The deliverable crude oil used as one of the streams in the Dated Brent pricing mechanism will be U.S. grade WTI Midland starting in June. In November 2022, Russian crude exports to the EU decreased to 1.4 million barrels per day, while U.S. crude exports to the region climbed to more than 1.5 million barrels per day.

As the continent struggles to deal with the lack of Russian crude oil as a result of the EU’s embargo on crude imports, the amount of U.S. crude oil being exported to Europe has increased significantly in recent months and is expected to stay high. 

G7 country members have also set a price cap on Russian crude oil, further complicating the supply situation for European refiners, leading many of them to seek for new suppliers.

Any decrease in Russian crude oil exports to the area appears to be largely offset by the increase in the volume of U.S. crude oil. A surge of around 70% over 2021 levels, total U.S. crude exports to Europe increased to 1.75 million barrels per day in 2022. 

The amount of American crude being sent to Europe appears to ensure that WTI-linked derivatives will continue to be a major player in the world’s crude oil trade.

WTI Midland makes up for North Sea decreases


Interest in the U.S. crude oil market and other related derivatives markets linked to NYMEX WTI crude futures has increased as a result of the introduction of WTI Midland as a deliverable crude oil in the forward Brent contract.

Beginning in June 2023, the U.S. grade WTI Midland will be one of the crude streams used in the Dated Brent pricing mechanism and one of the deliverable crude oils into the Brent forward contract.

Since 2016, there have been various attempts to increase the amount of crude oil available for delivery into the forward cash Brent contract and ultimately support the Dated Brent benchmark since production in the North Sea market has been declining (into which the forward Brent converges).

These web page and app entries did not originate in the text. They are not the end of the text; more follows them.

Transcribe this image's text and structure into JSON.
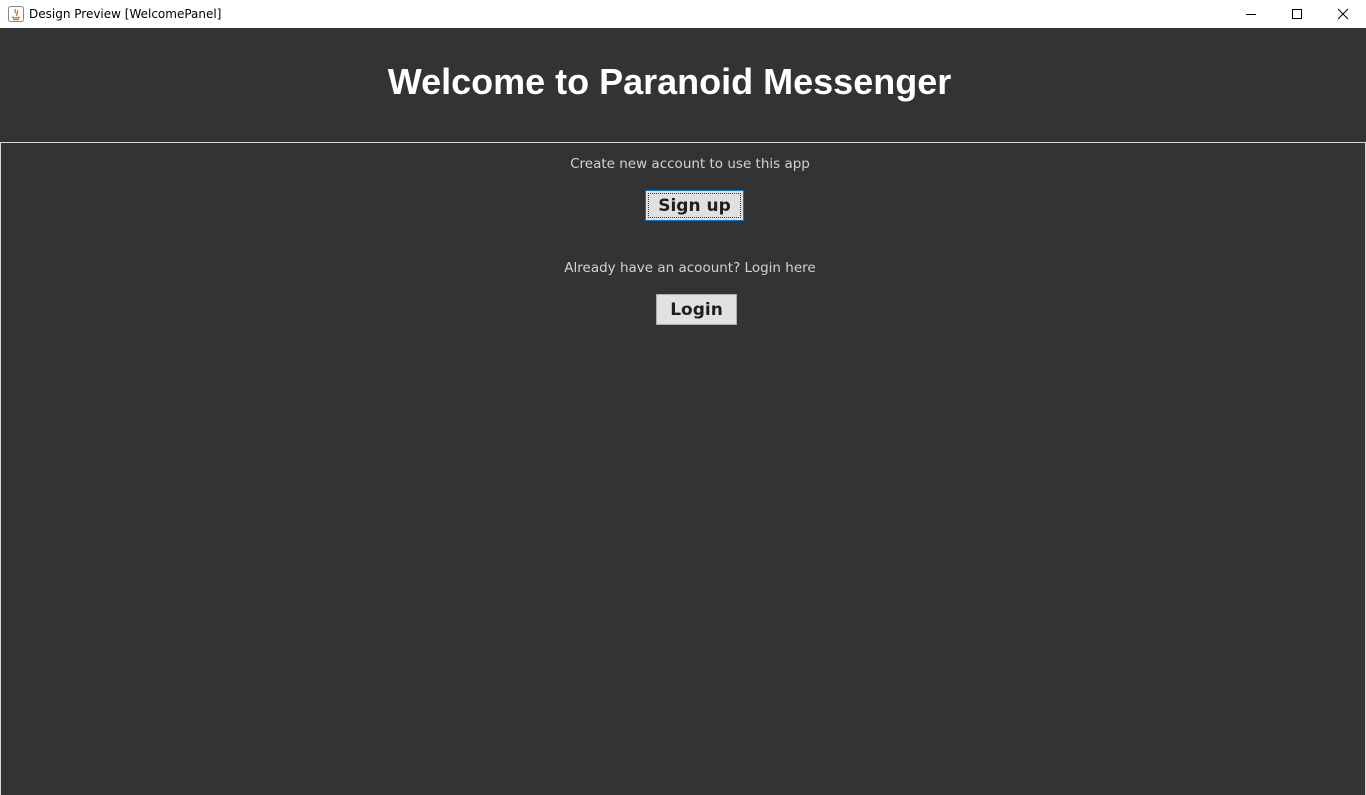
{
  "window": {
    "title": "Design Preview [WelcomePanel]",
    "app_icon": "java-icon",
    "controls": {
      "minimize_icon": "minimize-icon",
      "maximize_icon": "maximize-icon",
      "close_icon": "close-icon"
    }
  },
  "header": {
    "title": "Welcome to Paranoid Messenger"
  },
  "signup": {
    "prompt": "Create new account to use this app",
    "button_label": "Sign up"
  },
  "login": {
    "prompt": "Already have an acoount? Login here",
    "button_label": "Login"
  },
  "colors": {
    "background": "#333333",
    "header_text": "#ffffff",
    "prompt_text": "#d2d2d2",
    "button_face": "#e1e1e1",
    "focus_border": "#0078d7"
  }
}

According to the most recent data from the U.S. Energy Information Administration (EIA) and Bloomberg, the total amount of U.S. crude exported to Europe in October 2022 was about 865,000 barrels per day more than the amount loaded at the existing North Sea crude terminals for the grades that serve as the basis for the Brent contract.

WTI-Linked derivatives are alluring traders

In recent months, trading in WTI-linked futures has surged in anticipation of the addition of WTI Midland. WTI Houston and WTI Midland contracts have been traded as far in advance as December 2026 and December 2025, respectively. 

At the end of December 2022, the overall level of open interest throughout the Midland and Houston contracts—a good indicator of a contract’s success—had increased by 60,000 lots from the previous year to 300,000 contracts.

Trading the listed futures markets listed at CME Group is one way that traders are increasingly trying to control any price risk related to the underlying markets. Trading companies, producers, and refiners on both sides of the Atlantic are interested in trading in the WTI and U.S. grades markets.

In 2022, the total volume of WTI Midland crude oil futures compared to the benchmark WTI futures was on average 52,000 lots per month, which was a twofold increase from 2021. 

In the same time frame, the monthly traded volume of WTI Houston futures increased from roughly 62,000 lots per month in the previous 12-month period to just under 74,000 lots per month.

Europe Turns to U.S and Saudi Exports

In recent months, the volume of Russian petroleum supplies to Europe has decreased in expectation of the December 2022 enactment of sanctions. Russian crude oil imports had decreased to 1.4 million barrels per day, according to the International Energy Agency (IEA), who reported this in a study from November 2022. 

According to U.S. EIA data from October 2022, U.S. crude shipments to the EU reached this amount at 1.55 million barrels per day. The IEA reported in its most recent November 2022 report that 12% of the processing volumes in EU refineries come from U.S. crude.

Source: S&P Global and Kpler

Additionally, European refiners have increased their imports of other crude streams, and some Middle Eastern exporters have been successful in growing their exports to the area. 

Saudi Arabia’s exports to Europe climbed considerably in 2022, according to S&P Global Platts. In October 2022, Saudi Arabia’s total exports for the year to date surpassed 500,000 barrels per day for the first time since 2019.


Please keep reading the posts here on the projects Waytrade evaluates.


Please enter your comment!
Please enter your name here